Thus, although the liturgy is a human institution, it cannot be purely so, simply because it is so powerful an aid to the reception of grace and contemplation. The liturgy is an occasion of grace precisely because it is rooted firmly in faith in the mysteries of Christ, which are divine. The mysteries of Christ are revealed to us in a more or less determinate scheme (which is manifest even amidst the variety of liturgical rites - indeed, complemented by it), and our receptivity to them must be conditioned according to that scheme, in conformity and openness to it. This means that, in order to be a "patient of divine things" (in the words of Thomas and Dionysius), it is imperative to maintain a disposition of humility, self-denial, and self-alienation, and a complete devotion to the work of God. In the liturgy, everything must revolve, not around man or the self-hood of the worshiper, but around God and the God-man Jesus Christ. We must direct our attention away from the merely human, the common, and the mundane, and focus in on the divine mysteries themselves, so that they may draw us up in contemplation to divine union.
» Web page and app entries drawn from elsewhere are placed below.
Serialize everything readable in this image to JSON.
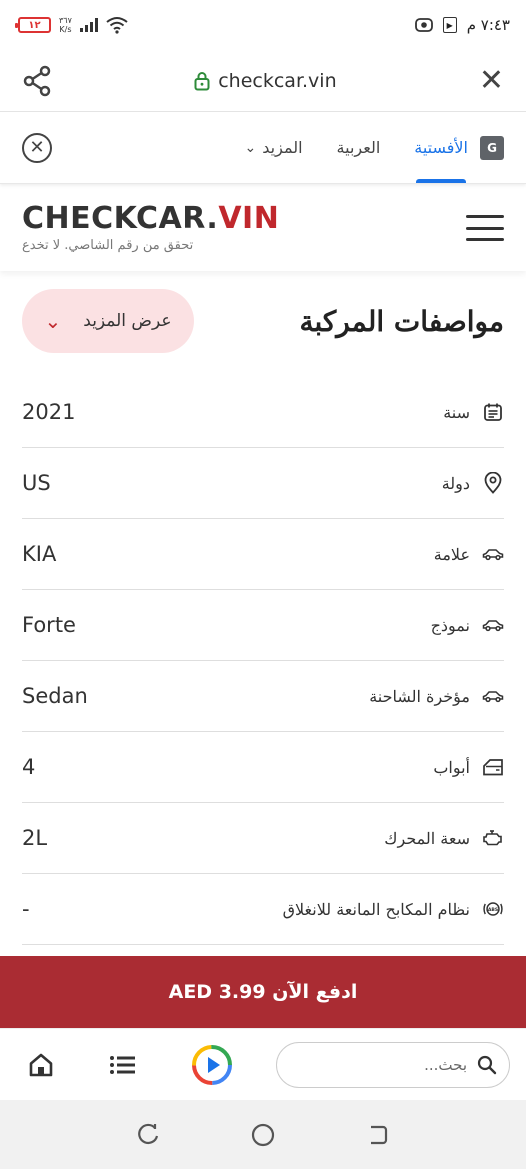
{
  "status_bar": {
    "battery": "١٢",
    "net_speed_value": "٣٦٧",
    "net_speed_unit": "K/s",
    "time": "٧:٤٣ م"
  },
  "browser": {
    "url": "checkcar.vin"
  },
  "translate_bar": {
    "more_label": "المزيد",
    "target_language": "العربية",
    "source_language": "الأفستية"
  },
  "site": {
    "logo_dark": "CHECKCAR.",
    "logo_red": "VIN",
    "tagline": "تحقق من رقم الشاصي. لا تخدع"
  },
  "specs": {
    "title": "مواصفات المركبة",
    "show_more": "عرض المزيد",
    "rows": [
      {
        "label": "سنة",
        "value": "2021",
        "icon": "calendar-icon"
      },
      {
        "label": "دولة",
        "value": "US",
        "icon": "location-pin-icon"
      },
      {
        "label": "علامة",
        "value": "KIA",
        "icon": "car-icon"
      },
      {
        "label": "نموذج",
        "value": "Forte",
        "icon": "car-icon"
      },
      {
        "label": "مؤخرة الشاحنة",
        "value": "Sedan",
        "icon": "car-icon"
      },
      {
        "label": "أبواب",
        "value": "4",
        "icon": "car-door-icon"
      },
      {
        "label": "سعة المحرك",
        "value": "2L",
        "icon": "engine-icon"
      },
      {
        "label": "نظام المكابح المانعة للانغلاق",
        "value": "-",
        "icon": "abs-icon"
      }
    ]
  },
  "pay_button": {
    "label": "AED ادفع الآن 3.99"
  },
  "bottom_bar": {
    "search_placeholder": "بحث..."
  },
  "colors": {
    "brand_red": "#c0282d",
    "pay_banner": "#aa2c33",
    "link_blue": "#1a73e8",
    "pill_pink": "#fbe1e3"
  }
}
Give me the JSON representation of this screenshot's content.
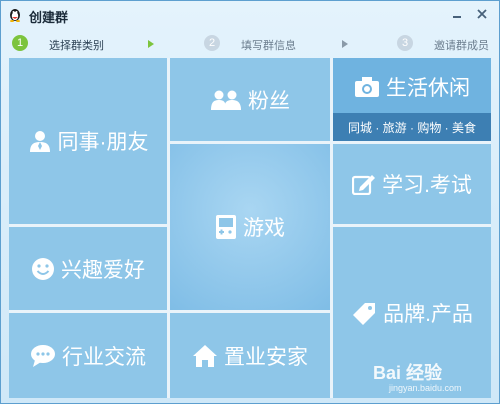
{
  "window": {
    "title": "创建群"
  },
  "steps": [
    {
      "num": "1",
      "label": "选择群类别"
    },
    {
      "num": "2",
      "label": "填写群信息"
    },
    {
      "num": "3",
      "label": "邀请群成员"
    }
  ],
  "tiles": {
    "colleagues_friends": {
      "label": "同事·朋友",
      "icon": "person-icon"
    },
    "fans": {
      "label": "粉丝",
      "icon": "group-icon"
    },
    "leisure": {
      "label": "生活休闲",
      "icon": "camera-icon",
      "subtitle": "同城 · 旅游 · 购物 · 美食"
    },
    "hobbies": {
      "label": "兴趣爱好",
      "icon": "smile-icon"
    },
    "games": {
      "label": "游戏",
      "icon": "gamepad-icon"
    },
    "study_exam": {
      "label": "学习.考试",
      "icon": "edit-icon"
    },
    "brand_product": {
      "label": "品牌.产品",
      "icon": "tag-icon"
    },
    "industry": {
      "label": "行业交流",
      "icon": "chat-icon"
    },
    "real_estate": {
      "label": "置业安家",
      "icon": "home-icon"
    }
  },
  "watermark": {
    "main": "Bai 经验",
    "sub": "jingyan.baidu.com"
  },
  "colors": {
    "tile": "#8ec6e8",
    "tile_dark": "#6fb3e0",
    "subbar": "#3d7fb3",
    "step_active": "#7cc43d"
  }
}
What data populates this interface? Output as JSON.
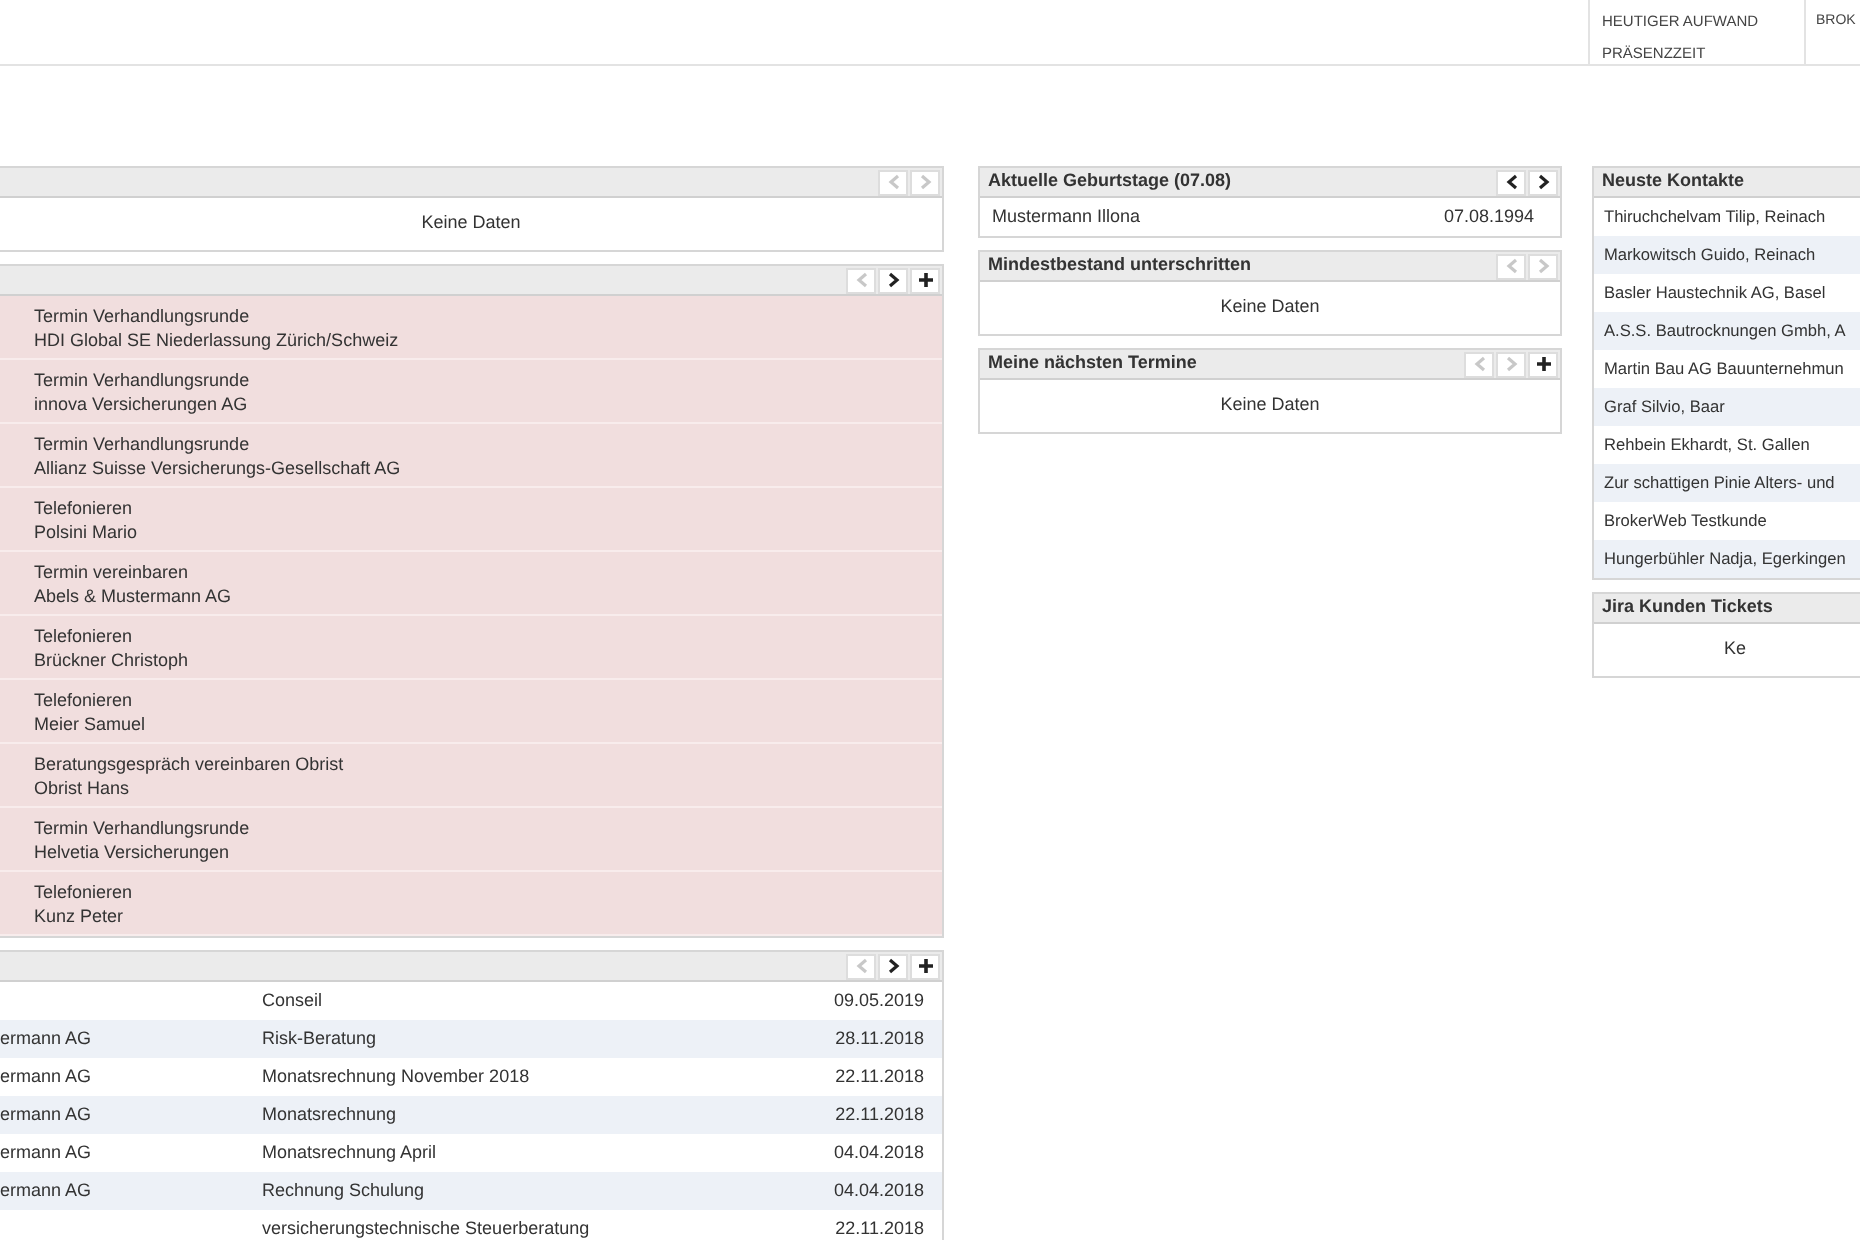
{
  "header": {
    "stats_labels": [
      "HEUTIGER AUFWAND",
      "PRÄSENZZEIT"
    ],
    "column_2": "BROK"
  },
  "columns": [
    {
      "widgets": [
        {
          "kind": "empty",
          "buttons": [
            {
              "kind": "prev",
              "disabled": true
            },
            {
              "kind": "next",
              "disabled": true
            }
          ],
          "message": "Keine Daten"
        },
        {
          "kind": "tasks",
          "buttons": [
            {
              "kind": "prev",
              "disabled": true
            },
            {
              "kind": "next",
              "disabled": false
            },
            {
              "kind": "add",
              "disabled": false
            }
          ],
          "items": [
            {
              "title": "Termin Verhandlungsrunde",
              "subtitle": "HDI Global SE Niederlassung Zürich/Schweiz",
              "overdue": true
            },
            {
              "title": "Termin Verhandlungsrunde",
              "subtitle": "innova Versicherungen AG",
              "overdue": true
            },
            {
              "title": "Termin Verhandlungsrunde",
              "subtitle": "Allianz Suisse Versicherungs-Gesellschaft AG",
              "overdue": true
            },
            {
              "title": "Telefonieren",
              "subtitle": "Polsini Mario",
              "overdue": true
            },
            {
              "title": "Termin vereinbaren",
              "subtitle": "Abels & Mustermann AG",
              "overdue": true
            },
            {
              "title": "Telefonieren",
              "subtitle": "Brückner Christoph",
              "overdue": true
            },
            {
              "title": "Telefonieren",
              "subtitle": "Meier Samuel",
              "overdue": true
            },
            {
              "title": "Beratungsgespräch vereinbaren Obrist",
              "subtitle": "Obrist Hans",
              "overdue": true
            },
            {
              "title": "Termin Verhandlungsrunde",
              "subtitle": "Helvetia Versicherungen",
              "overdue": true
            },
            {
              "title": "Telefonieren",
              "subtitle": "Kunz Peter",
              "overdue": true
            }
          ]
        },
        {
          "kind": "table",
          "buttons": [
            {
              "kind": "prev",
              "disabled": true
            },
            {
              "kind": "next",
              "disabled": false
            },
            {
              "kind": "add",
              "disabled": false
            }
          ],
          "rows": [
            [
              "",
              "Conseil",
              "09.05.2019"
            ],
            [
              "ermann AG",
              "Risk-Beratung",
              "28.11.2018"
            ],
            [
              "ermann AG",
              "Monatsrechnung November 2018",
              "22.11.2018"
            ],
            [
              "ermann AG",
              "Monatsrechnung",
              "22.11.2018"
            ],
            [
              "ermann AG",
              "Monatsrechnung April",
              "04.04.2018"
            ],
            [
              "ermann AG",
              "Rechnung Schulung",
              "04.04.2018"
            ],
            [
              "",
              "versicherungstechnische Steuerberatung",
              "22.11.2018"
            ]
          ]
        }
      ]
    },
    {
      "widgets": [
        {
          "kind": "pairs",
          "title": "Aktuelle Geburtstage (07.08)",
          "buttons": [
            {
              "kind": "prev",
              "disabled": false
            },
            {
              "kind": "next",
              "disabled": false
            }
          ],
          "rows": [
            [
              "Mustermann Illona",
              "07.08.1994"
            ]
          ]
        },
        {
          "kind": "empty",
          "title": "Mindestbestand unterschritten",
          "buttons": [
            {
              "kind": "prev",
              "disabled": true
            },
            {
              "kind": "next",
              "disabled": true
            }
          ],
          "message": "Keine Daten"
        },
        {
          "kind": "empty",
          "title": "Meine nächsten Termine",
          "buttons": [
            {
              "kind": "prev",
              "disabled": true
            },
            {
              "kind": "next",
              "disabled": true
            },
            {
              "kind": "add",
              "disabled": false
            }
          ],
          "message": "Keine Daten"
        }
      ]
    },
    {
      "widgets": [
        {
          "kind": "list",
          "title": "Neuste Kontakte",
          "items": [
            "Thiruchchelvam Tilip, Reinach",
            "Markowitsch Guido, Reinach",
            "Basler Haustechnik AG, Basel",
            "A.S.S. Bautrocknungen Gmbh, A",
            "Martin Bau AG Bauunternehmun",
            "Graf Silvio, Baar",
            "Rehbein Ekhardt, St. Gallen",
            "Zur schattigen Pinie Alters- und",
            "BrokerWeb Testkunde",
            "Hungerbühler Nadja, Egerkingen"
          ]
        },
        {
          "kind": "empty",
          "title": "Jira Kunden Tickets",
          "message": "Ke"
        }
      ]
    }
  ]
}
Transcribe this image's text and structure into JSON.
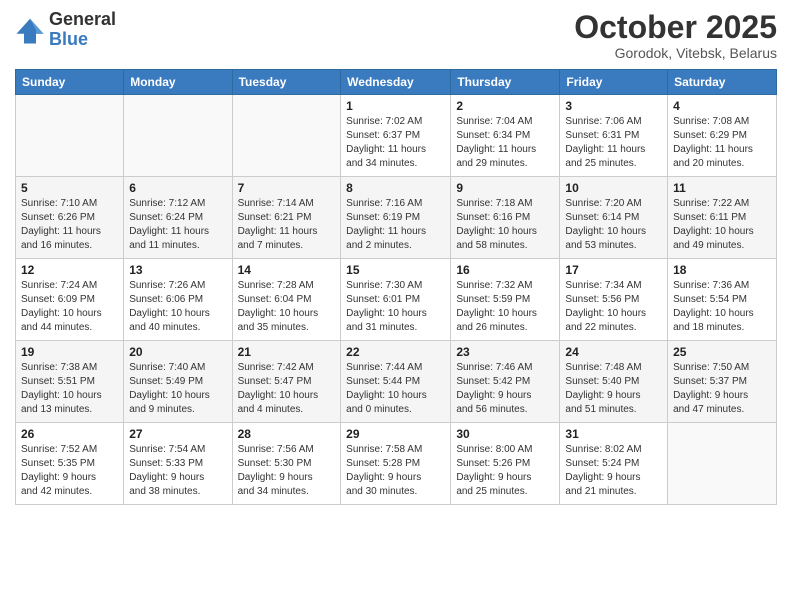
{
  "logo": {
    "general": "General",
    "blue": "Blue"
  },
  "header": {
    "month": "October 2025",
    "location": "Gorodok, Vitebsk, Belarus"
  },
  "weekdays": [
    "Sunday",
    "Monday",
    "Tuesday",
    "Wednesday",
    "Thursday",
    "Friday",
    "Saturday"
  ],
  "weeks": [
    [
      {
        "day": "",
        "info": ""
      },
      {
        "day": "",
        "info": ""
      },
      {
        "day": "",
        "info": ""
      },
      {
        "day": "1",
        "info": "Sunrise: 7:02 AM\nSunset: 6:37 PM\nDaylight: 11 hours\nand 34 minutes."
      },
      {
        "day": "2",
        "info": "Sunrise: 7:04 AM\nSunset: 6:34 PM\nDaylight: 11 hours\nand 29 minutes."
      },
      {
        "day": "3",
        "info": "Sunrise: 7:06 AM\nSunset: 6:31 PM\nDaylight: 11 hours\nand 25 minutes."
      },
      {
        "day": "4",
        "info": "Sunrise: 7:08 AM\nSunset: 6:29 PM\nDaylight: 11 hours\nand 20 minutes."
      }
    ],
    [
      {
        "day": "5",
        "info": "Sunrise: 7:10 AM\nSunset: 6:26 PM\nDaylight: 11 hours\nand 16 minutes."
      },
      {
        "day": "6",
        "info": "Sunrise: 7:12 AM\nSunset: 6:24 PM\nDaylight: 11 hours\nand 11 minutes."
      },
      {
        "day": "7",
        "info": "Sunrise: 7:14 AM\nSunset: 6:21 PM\nDaylight: 11 hours\nand 7 minutes."
      },
      {
        "day": "8",
        "info": "Sunrise: 7:16 AM\nSunset: 6:19 PM\nDaylight: 11 hours\nand 2 minutes."
      },
      {
        "day": "9",
        "info": "Sunrise: 7:18 AM\nSunset: 6:16 PM\nDaylight: 10 hours\nand 58 minutes."
      },
      {
        "day": "10",
        "info": "Sunrise: 7:20 AM\nSunset: 6:14 PM\nDaylight: 10 hours\nand 53 minutes."
      },
      {
        "day": "11",
        "info": "Sunrise: 7:22 AM\nSunset: 6:11 PM\nDaylight: 10 hours\nand 49 minutes."
      }
    ],
    [
      {
        "day": "12",
        "info": "Sunrise: 7:24 AM\nSunset: 6:09 PM\nDaylight: 10 hours\nand 44 minutes."
      },
      {
        "day": "13",
        "info": "Sunrise: 7:26 AM\nSunset: 6:06 PM\nDaylight: 10 hours\nand 40 minutes."
      },
      {
        "day": "14",
        "info": "Sunrise: 7:28 AM\nSunset: 6:04 PM\nDaylight: 10 hours\nand 35 minutes."
      },
      {
        "day": "15",
        "info": "Sunrise: 7:30 AM\nSunset: 6:01 PM\nDaylight: 10 hours\nand 31 minutes."
      },
      {
        "day": "16",
        "info": "Sunrise: 7:32 AM\nSunset: 5:59 PM\nDaylight: 10 hours\nand 26 minutes."
      },
      {
        "day": "17",
        "info": "Sunrise: 7:34 AM\nSunset: 5:56 PM\nDaylight: 10 hours\nand 22 minutes."
      },
      {
        "day": "18",
        "info": "Sunrise: 7:36 AM\nSunset: 5:54 PM\nDaylight: 10 hours\nand 18 minutes."
      }
    ],
    [
      {
        "day": "19",
        "info": "Sunrise: 7:38 AM\nSunset: 5:51 PM\nDaylight: 10 hours\nand 13 minutes."
      },
      {
        "day": "20",
        "info": "Sunrise: 7:40 AM\nSunset: 5:49 PM\nDaylight: 10 hours\nand 9 minutes."
      },
      {
        "day": "21",
        "info": "Sunrise: 7:42 AM\nSunset: 5:47 PM\nDaylight: 10 hours\nand 4 minutes."
      },
      {
        "day": "22",
        "info": "Sunrise: 7:44 AM\nSunset: 5:44 PM\nDaylight: 10 hours\nand 0 minutes."
      },
      {
        "day": "23",
        "info": "Sunrise: 7:46 AM\nSunset: 5:42 PM\nDaylight: 9 hours\nand 56 minutes."
      },
      {
        "day": "24",
        "info": "Sunrise: 7:48 AM\nSunset: 5:40 PM\nDaylight: 9 hours\nand 51 minutes."
      },
      {
        "day": "25",
        "info": "Sunrise: 7:50 AM\nSunset: 5:37 PM\nDaylight: 9 hours\nand 47 minutes."
      }
    ],
    [
      {
        "day": "26",
        "info": "Sunrise: 7:52 AM\nSunset: 5:35 PM\nDaylight: 9 hours\nand 42 minutes."
      },
      {
        "day": "27",
        "info": "Sunrise: 7:54 AM\nSunset: 5:33 PM\nDaylight: 9 hours\nand 38 minutes."
      },
      {
        "day": "28",
        "info": "Sunrise: 7:56 AM\nSunset: 5:30 PM\nDaylight: 9 hours\nand 34 minutes."
      },
      {
        "day": "29",
        "info": "Sunrise: 7:58 AM\nSunset: 5:28 PM\nDaylight: 9 hours\nand 30 minutes."
      },
      {
        "day": "30",
        "info": "Sunrise: 8:00 AM\nSunset: 5:26 PM\nDaylight: 9 hours\nand 25 minutes."
      },
      {
        "day": "31",
        "info": "Sunrise: 8:02 AM\nSunset: 5:24 PM\nDaylight: 9 hours\nand 21 minutes."
      },
      {
        "day": "",
        "info": ""
      }
    ]
  ]
}
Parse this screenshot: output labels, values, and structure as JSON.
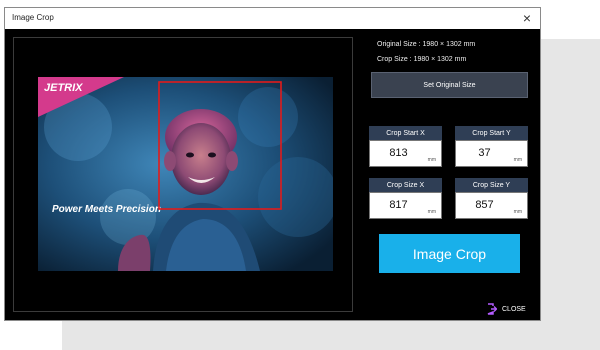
{
  "window": {
    "title": "Image Crop"
  },
  "preview": {
    "logo": "JETRIX",
    "watermark": "Power Meets Precision"
  },
  "info": {
    "original_size": "Original Size : 1980 × 1302 mm",
    "crop_size": "Crop Size : 1980 × 1302 mm"
  },
  "buttons": {
    "set_original": "Set Original Size",
    "image_crop": "Image Crop",
    "close": "CLOSE"
  },
  "fields": {
    "crop_start_x": {
      "label": "Crop Start X",
      "value": "813",
      "unit": "mm"
    },
    "crop_start_y": {
      "label": "Crop Start Y",
      "value": "37",
      "unit": "mm"
    },
    "crop_size_x": {
      "label": "Crop Size X",
      "value": "817",
      "unit": "mm"
    },
    "crop_size_y": {
      "label": "Crop Size Y",
      "value": "857",
      "unit": "mm"
    }
  },
  "colors": {
    "accent": "#19b0ea",
    "field_header": "#2f3e55",
    "crop_rect": "#e21b1b",
    "logo_banner": "#d43a8c",
    "close_icon": "#b45cff"
  }
}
This has several further consequences, two of which are especially important in considering the present liturgical crisis. Firstly, it is a grave crime to reduce the theocentricity of the liturgy and create an heightened awareness of man's humanity and self-hood in its place. The only legitimate place for man's self-consideration in the liturgy is in humble submission to God, so that God may draw the soul up to Himself towards the divine intimacy that is the goal of worship. There is no place for self-assertion or self-"fulfillment," in the common sense of those terms. Worship is precisely the wrong place for man to assert his own value as man. Rather, it is where man must recognize his nothingness before God, in order to be united to Him by grace and contemplation. Man's divinization is only accomplished by the grace of God encountered in His mysteries. I have discussed in other posts certain ways in which the liturgical reform violated these very principles, producing a liturgy that promotes human self-hood at the cost of the theocentricity and christocentricity of the traditional liturgy.

Secondly, since the liturgy is rooted in a divine faith in the sacred mysteries, it must be received as something from tradition, not constructed at the whims of men. The best liturgical historians have asserted that all the great classical rites were not written by men; rather, they grew organically from the seeds which Christ planted in His life, teaching, and institution of the sacraments. Christ Himself taught that "No one comes to the Father except through Me." From the beginning, it was thus ingrained in the Christian instinct that in order to reach the Father, it is necessary to participate in the life of the Son, the Incarnate Word. "God became man so that man might become God," said St. Athanasius. Many other Fathers too, such as St. Augustine, attest to the ancient belief in the necessity of participation in the mysteries. The liturgy, revolving around the sacraments of Christ, developed as the realization of this very principle. The contemplation of the mysteries and the reception of the sacraments naturally gave birth to the liturgical rites, and men simply followed the lead of divine inspiration in executing the acts of worship. Every new development of the liturgy was thus always in harmony with, or indeed extrapolated from, what came before, so that everything in the liturgy was founded on the basic institutions of Christ. Tradition was the norm, and development always occurred on the basis of tradition. But at various points in history, men sought to usurp the role of tradition and re-construct the liturgy according to their own conceptions. The 20th century has yielded the most recent examples of this. The result was almost always an imperfect and deficient means of leading the soul to contemplation and participation in the sacred mysteries.

These points could be argued with more substantial support from the writings of St. Thomas and the Fathers of the Church, such as Dionysius the Areopagite, St. Augustine, St. Gregory of Nazianzen, Pope Leo the Great, and others. I think it can be well established that the tradition which we have inherited as Catholics, East and West, contains the seeds of a liturgical theology according to which the recent reforms cannot be condoned.